By Jennifer Coleman, CPA CFE
If your not-for-profit is like most organizations right now, you are navigating how to remain productive and serve your mission during a time of social distancing and disruption. You may be struggling with how your board can continue to meet and vote with strict limits on gatherings. Teleconference, web-based platforms, or conducting discussions and votes by email are alternative options. However, there are some considerations and best practices to weigh before employing alternative methods for board meetings and decision-making.
Is It Legal?
Every state has their own laws regulating nonprofit entities and boards. It is advisable to consult your attorney before scheduling virtual meetings or undertaking board actions outside of your traditional process.
Is It a Good Idea?
It is a good idea to come up with strategies to be productive when meeting in person is not possible. But organizations need to evaluate what method will work for their situation and how to manage potential issues associated with that option.
Email is popular because it is easy, free and ubiquitous. It involves little effort or cost to create an email discussion for an agenda item. The biggest weakness of an email discussion is ensuring everyone is reading and responding promptly. If a board member doesn’t check the discussion thread frequently, he or she will be late to address a question or comment raised by another board member and the discussion may have moved on. If a motion is made or the vote begins and a member sees others have already voted, it suppresses additional questions or comments.
It is important that email votes be specific and that there are no qualifiers. For example, a board member can’t vote “yes, as long as we do x, y, z first.” It helps to define and limit the acceptable vote responses in advance of the vote. Equally important is that all email discussion, motions, and votes are maintained as part of the organization’s minutes kept by the secretary.
Email voting can work well for routine, uncontroversial business items, but it tends to suppress open discussion. It is not ideal for discussion and actions on significant or controversial items.
Teleconferences have been around for a long time. The advantage over an email discussion is the discussion and vote occur at a set time, so everyone is participating simultaneously. The technology to set up a conference call is inexpensive and your existing phone service provider may be able to assist. However, telephone conferences work best with a small number of participants. The quality of the connection can degrade with too many people.
The lack of visual connection to the speakers can also inhibit communication. It’s easy for participants to inadvertently interrupt or talk over others, making it harder for participants to follow the discussion. Your secretary will need board members to identify themselves each time they speak so he or she can properly record the minutes.
Like teleconferences, web-conferencing has the advantage of setting a specific time for the discussion and vote. Depending on the set-up, comments and questions can be submitted in writing or speakers can be queued to prevent talking over each other. It is a better option than a teleconference for larger groups or more complicated topics. Documents can be shared onscreen and participants can have a visual of the speaker. This allows for non-verbal communication and an easier flow of discussion.
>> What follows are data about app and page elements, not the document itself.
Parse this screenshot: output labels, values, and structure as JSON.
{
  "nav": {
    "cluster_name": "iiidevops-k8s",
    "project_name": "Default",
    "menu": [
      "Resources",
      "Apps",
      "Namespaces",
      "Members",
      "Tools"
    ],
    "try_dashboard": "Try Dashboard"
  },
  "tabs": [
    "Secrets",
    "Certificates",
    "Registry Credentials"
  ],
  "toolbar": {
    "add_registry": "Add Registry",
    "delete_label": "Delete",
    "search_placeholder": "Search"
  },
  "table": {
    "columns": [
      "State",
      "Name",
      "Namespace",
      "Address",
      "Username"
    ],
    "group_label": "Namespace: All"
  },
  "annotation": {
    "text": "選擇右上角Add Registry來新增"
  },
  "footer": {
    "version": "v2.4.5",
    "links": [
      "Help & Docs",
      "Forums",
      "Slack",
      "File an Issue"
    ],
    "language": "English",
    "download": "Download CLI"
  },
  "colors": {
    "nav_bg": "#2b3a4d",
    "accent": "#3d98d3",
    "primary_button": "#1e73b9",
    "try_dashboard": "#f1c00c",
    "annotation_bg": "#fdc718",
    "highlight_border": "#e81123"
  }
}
The main drawbacks of web-conferencing are the potential cost and participants’ comfort with technology. It requires every participant to have a strong internet connection and some technical proficiency. Speakers and those sharing documents or a slide show on a web conference platform may need extra training or support. Do your research into the available services to find the most cost-effective one for your needs. There are some geared specifically to nonprofit boards. Some larger platforms like Google Hangout and Zoom are offering free introductory offers to help smaller organizations adjust to the requirements of social distancing and telecommuting.
Where Do I Start?
The first step in transitioning to virtual meetings is to discuss what option will work best for your organization in the short- and long-term. You may find email is sufficient for short-term needs while you research a web-conferencing platform that is right for your organization.
You will also need to review your organization’s policies and bylaws to ensure there is nothing to prevent your board from meeting, voting, or taking any other action via virtual meeting.
Before launching your first virtual action, your organization should draft and share with the board members policies and procedures for virtual meetings and votes. The following are key elements your virtual meeting policy should address:
The organization will also need to address training and support. No matter what platform the organization uses, participants must understand how to ask questions and make comments. Members need to know who to contact if they have technical problems or get disconnected. Setting expectations for full participation, even with a virtual meeting, is important.
It’s never ideal to rush into a decision about a major operational change—such as moving from in-person to virtual meetings. However, under the circumstance, most nonprofit organizations should be deliberating how their board can continue to accomplish their duties outside of traditional, in-person assemblies. We hope the tips in this article can help your organization implement the change in the best way possible.
Jennifer Coleman, CPA, CFE is the assurance and quality control partner of Myers, Brettholtz & Company, PA. She is a member of the American Institute of Certified Public Accountants, the Florida Institute of Certified Public Accountants and the Association of Certified Fraud Examiners.